As the studies of rangeland degradation and improvement move forward (Or backward according to some). We all need to seek out the cause of our loss of pristine rangeland conditions found when ranchmen first began to graze livestock on those lands. I recently came across a USDA publication published in 1899, it focuses on rangelands in the exact area that I have the privilege in ranching. The publication is a short read of 48 pages and gives a very good rendition of past events and what might be done to improve or at least return to the excellent grazing capabilities of our rangelands.
Below I have provided the web address of the publication. It is free and an easy read, while you are reading it remind yourself that it was written by a man living within the era of the beginning of the large-scale grazing of the rangeland. I found myself having to ‘pinch’ myself on a regular basis to remind me that it was written in 1899.
While I do not agree with everything Smith has to say, his facts and theories are compelling and anyone dealing with the rangelands of our great nation should study his thoughts carefully.
Grazing Problems in the Southwest and How to Meet Them
By Jared G. Smith
Mid-January photo: Grazed in October; Cool season grasses are responding well to rest period.
Ground cover, both litter and dense perennial grasses, is invaluable during the frequent dry periods of West Central Texas. (Or any other area for that matter.)
The small showers of the past few weeks have resulted in excellent growth of cool season grasses within these areas, while just a few feet from this promising forage growth the bare ground is showing no green except for a few small ground hugging weeds.
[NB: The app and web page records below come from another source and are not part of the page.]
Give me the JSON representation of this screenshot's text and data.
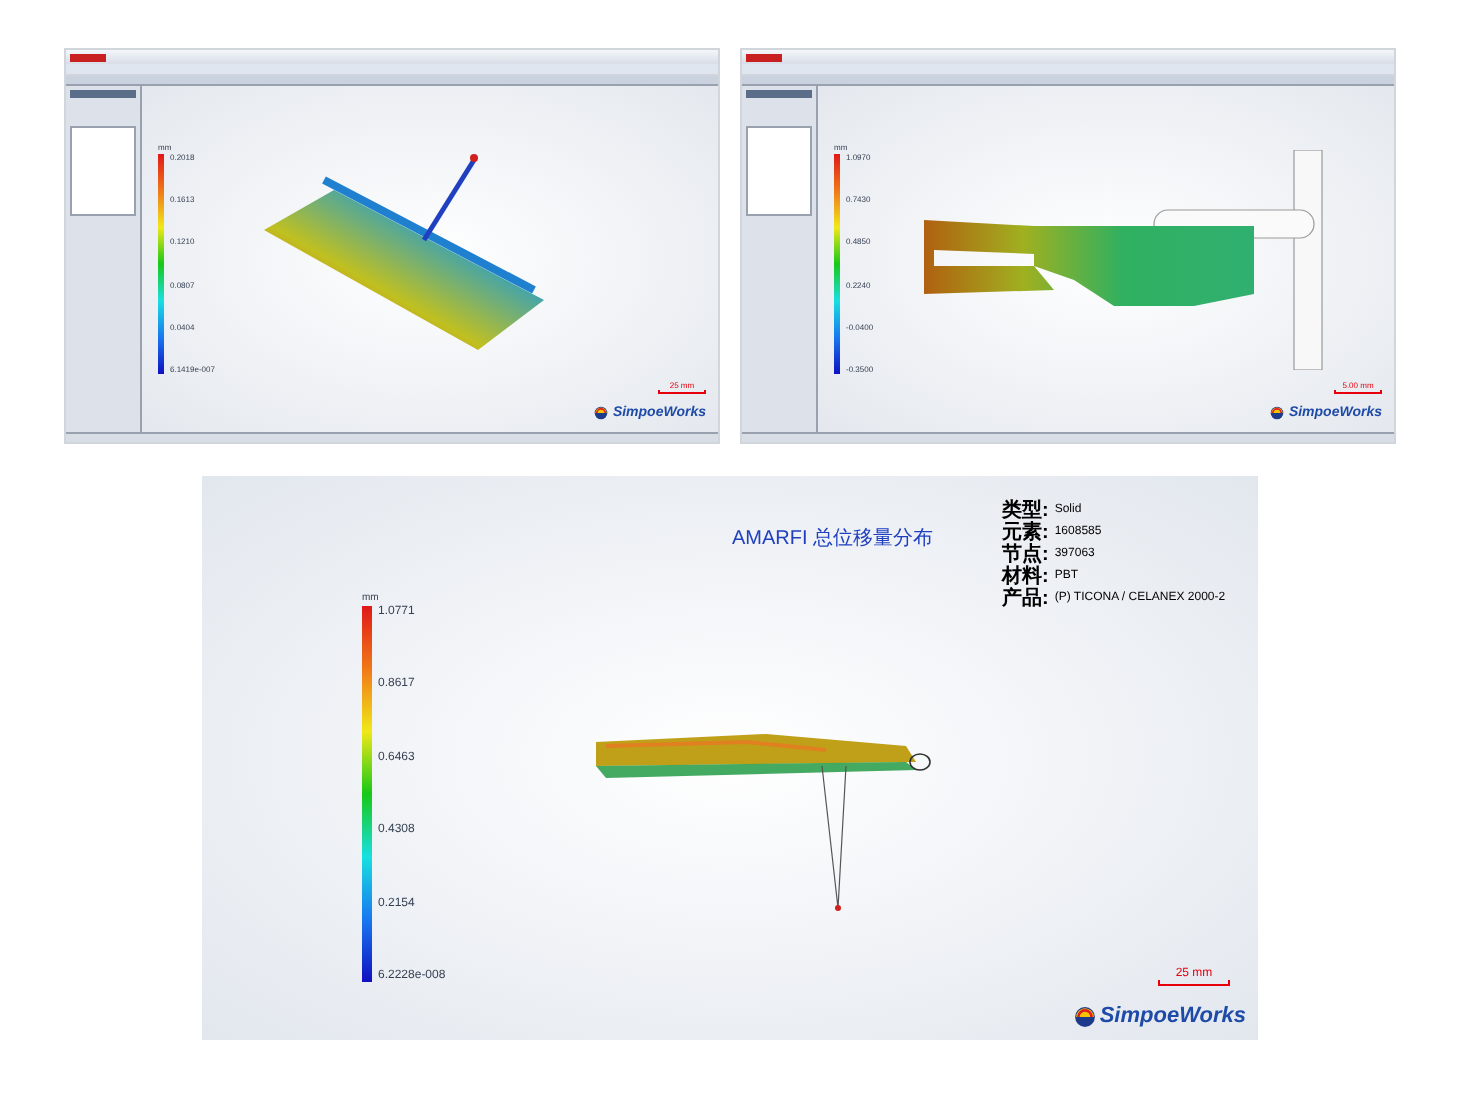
{
  "screens": [
    {
      "kind": "plate",
      "legend": {
        "unit": "mm",
        "ticks": [
          "0.2018",
          "0.1613",
          "0.1210",
          "0.0807",
          "0.0404",
          "6.1419e-007"
        ]
      },
      "scale": "25 mm",
      "logo": "SimpoeWorks"
    },
    {
      "kind": "fork",
      "legend": {
        "unit": "mm",
        "ticks": [
          "1.0970",
          "0.7430",
          "0.4850",
          "0.2240",
          "-0.0400",
          "-0.3500"
        ]
      },
      "scale": "5.00 mm",
      "logo": "SimpoeWorks"
    }
  ],
  "result": {
    "title": "AMARFI 总位移量分布",
    "info": [
      {
        "label": "类型:",
        "value": "Solid"
      },
      {
        "label": "元素:",
        "value": "1608585"
      },
      {
        "label": "节点:",
        "value": "397063"
      },
      {
        "label": "材料:",
        "value": "PBT"
      },
      {
        "label": "产品:",
        "value": "(P) TICONA / CELANEX 2000-2"
      }
    ],
    "legend": {
      "unit": "mm",
      "ticks": [
        "1.0771",
        "0.8617",
        "0.6463",
        "0.4308",
        "0.2154",
        "6.2228e-008"
      ]
    },
    "scale": "25 mm",
    "logo": "SimpoeWorks"
  }
}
These areas don’t just happen, it takes good grazing management to produce this scenario on a scale large enough to provide needed forage for the livestock enterprise.
The perennial Canada Wildrye and annual Rescue Grass are found within the pictures. Note the annual broomweed in the pictures. It does not appear to have been detrimental to the health of the grassland ecosystem, even provided some cover and seeds for the quail. (If there are any to be found.)
Second picture shows a transition from bare ground to healthier range site.